Malaria continues to be a major disease worldwide, but while funding projects are working hard to improve malaria prevention it is difficult to measure how effective these interventions are. Research published in BioMed Central’s open access journal Malaria Journal has used a Lives Saved Tool (LiST) model to show that the increase in funding for the prevention of malaria has prevented 850,000 child deaths in the decade between 2001 and 2010 across Africa.
According to the WHO, malaria caused an estimated 655,000 deaths in 2010, mostly among African children. They estimate that a child dies every minute due to malaria in Africa. These are deaths which are unnecessary, because malaria is both preventable and curable. In addition to diagnosis and treatment of sick children, simple solutions to prevent disease like insecticide treated mosquito nets (ITN) and malaria prevention during pregnancy have all been shown to reduce the number of deaths due to malaria. Initiatives like Roll Back Malaria aim to reduce child mortality due to malaria by two thirds, by 2015, using large scale implementation of these simple solutions.

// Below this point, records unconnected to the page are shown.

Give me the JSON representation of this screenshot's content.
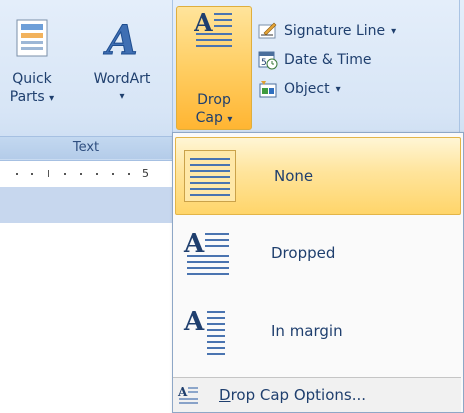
{
  "ribbon": {
    "buttons": {
      "quick_parts": {
        "line1": "Quick",
        "line2": "Parts",
        "arrow": "▾",
        "icon": "quick-parts-icon"
      },
      "wordart": {
        "line1": "WordArt",
        "arrow": "▾",
        "icon": "wordart-icon"
      },
      "drop_cap": {
        "line1": "Drop",
        "line2": "Cap",
        "arrow": "▾",
        "icon": "drop-cap-icon"
      },
      "signature_line": {
        "label": "Signature Line",
        "arrow": "▾",
        "icon": "signature-line-icon"
      },
      "date_time": {
        "label": "Date & Time",
        "icon": "date-time-icon"
      },
      "object": {
        "label": "Object",
        "arrow": "▾",
        "icon": "object-icon"
      }
    },
    "group_label": "Text"
  },
  "ruler": {
    "number": "5"
  },
  "dropdown": {
    "items": [
      {
        "label": "None",
        "icon": "drop-cap-none-icon",
        "state": "highlighted"
      },
      {
        "label": "Dropped",
        "icon": "drop-cap-dropped-icon"
      },
      {
        "label": "In margin",
        "icon": "drop-cap-in-margin-icon"
      }
    ],
    "options": {
      "access_key": "D",
      "rest": "rop Cap Options...",
      "icon": "drop-cap-options-icon"
    }
  },
  "colors": {
    "ribbon_text": "#1f3f6e",
    "highlight": "#ffd56a",
    "highlight_border": "#e3b548",
    "menu_bg": "#fafafa"
  }
}
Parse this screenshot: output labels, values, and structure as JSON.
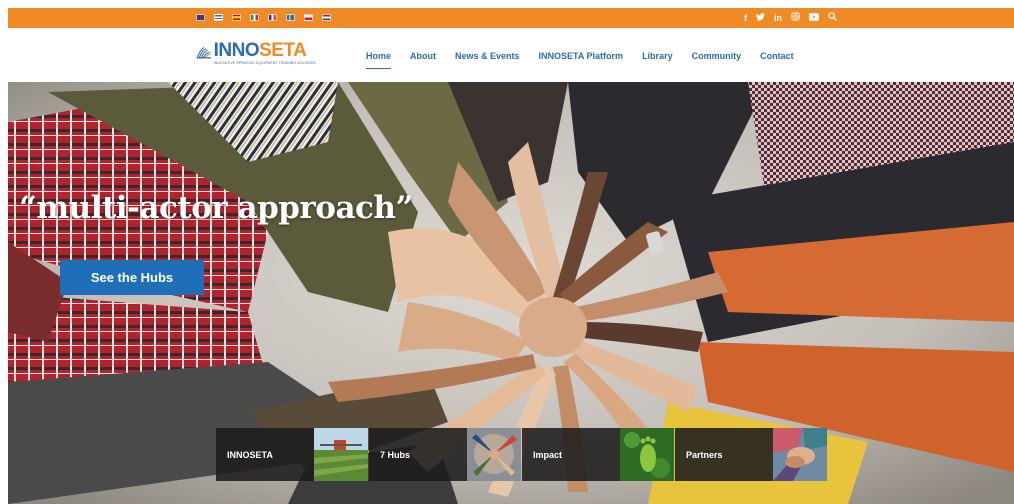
{
  "topbar": {
    "background": "#f08a24",
    "languages": [
      {
        "icon": "flag-uk-icon",
        "colors": [
          "#1f3f8f",
          "#c8102e"
        ]
      },
      {
        "icon": "flag-greece-icon",
        "colors": [
          "#2f66c2",
          "#ffffff"
        ]
      },
      {
        "icon": "flag-spain-icon",
        "colors": [
          "#c60b1e",
          "#ffc400"
        ]
      },
      {
        "icon": "flag-italy-icon",
        "colors": [
          "#1e9a4f",
          "#ce2b37"
        ]
      },
      {
        "icon": "flag-france-icon",
        "colors": [
          "#1f3f8f",
          "#ef4135"
        ]
      },
      {
        "icon": "flag-sweden-icon",
        "colors": [
          "#2f66c2",
          "#f6c900"
        ]
      },
      {
        "icon": "flag-poland-icon",
        "colors": [
          "#ffffff",
          "#dc143c"
        ]
      },
      {
        "icon": "flag-netherlands-icon",
        "colors": [
          "#ae1c28",
          "#21468b"
        ]
      }
    ],
    "socials": [
      {
        "icon": "facebook-icon",
        "glyph": "f"
      },
      {
        "icon": "twitter-icon",
        "glyph": "🐦"
      },
      {
        "icon": "linkedin-icon",
        "glyph": "in"
      },
      {
        "icon": "instagram-icon",
        "glyph": "◎"
      },
      {
        "icon": "youtube-icon",
        "glyph": "▶"
      },
      {
        "icon": "search-icon",
        "glyph": "⌕"
      }
    ]
  },
  "logo": {
    "part1": "INNO",
    "part2": "SETA",
    "tagline": "INNOVATIVE SPRAYING EQUIPMENT TRAINING ADVISORS",
    "colors": {
      "blue": "#2b6cb3",
      "orange": "#f08a24"
    }
  },
  "nav": {
    "items": [
      {
        "label": "Home",
        "active": true
      },
      {
        "label": "About",
        "active": false
      },
      {
        "label": "News & Events",
        "active": false
      },
      {
        "label": "INNOSETA Platform",
        "active": false
      },
      {
        "label": "Library",
        "active": false
      },
      {
        "label": "Community",
        "active": false
      },
      {
        "label": "Contact",
        "active": false
      }
    ],
    "color": "#2b6cb3"
  },
  "hero": {
    "quote": "“multi-actor approach”",
    "button_label": "See the Hubs",
    "button_color": "#1e6fb8",
    "image": "hands-stacked-together-photo"
  },
  "tiles": [
    {
      "label": "INNOSETA",
      "thumb": "sprayer-field-thumbnail"
    },
    {
      "label": "7 Hubs",
      "thumb": "hands-circle-thumbnail"
    },
    {
      "label": "Impact",
      "thumb": "green-leaf-footprint-thumbnail"
    },
    {
      "label": "Partners",
      "thumb": "hands-together-thumbnail"
    }
  ]
}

Researchers at Tulane University School of Public Health and Tropical Medicine, in collaboration with Johns Hopkins, the WHO and the Malaria Control and Evaluation Partnership in Africa (MACEPA), used the LiST model to investigate the impact of malaria prevention in the decade between 2001 and 2010 across 43 countries in sub-Saharan Africa where malaria is endemic. The team, led by Thomas Eisele, associate professor of global health systems and development, based their model on UN estimates of malaria deaths over the year 2000 and future population growth, the effectiveness of ITNs and malaria prevention during pregnancy in preventing child deaths, and the number of households using ITNs to protect their children.
The LiST model conservatively estimates that malaria prevention has saved 850,000 children’s lives over the past decade. Of these, 99 percent were saved by using ITN alone.
“Malaria continues to cause a tremendous amount of child deaths throughout Africa,” says Eisele. “If 100 percent of the children at risk of malaria had insecticide mosquito nets we estimate as many as 2.77 million additional children’s lives could be saved by 2015.”
These figures are believed to be the lower estimate of deaths prevented by anti-malaria initiatives since they do not include the impact of better access to treatment with anti-malarials. The threat of malaria remains, however, and both prevention and treatment plans need to be sustained for these improvements to be maintained.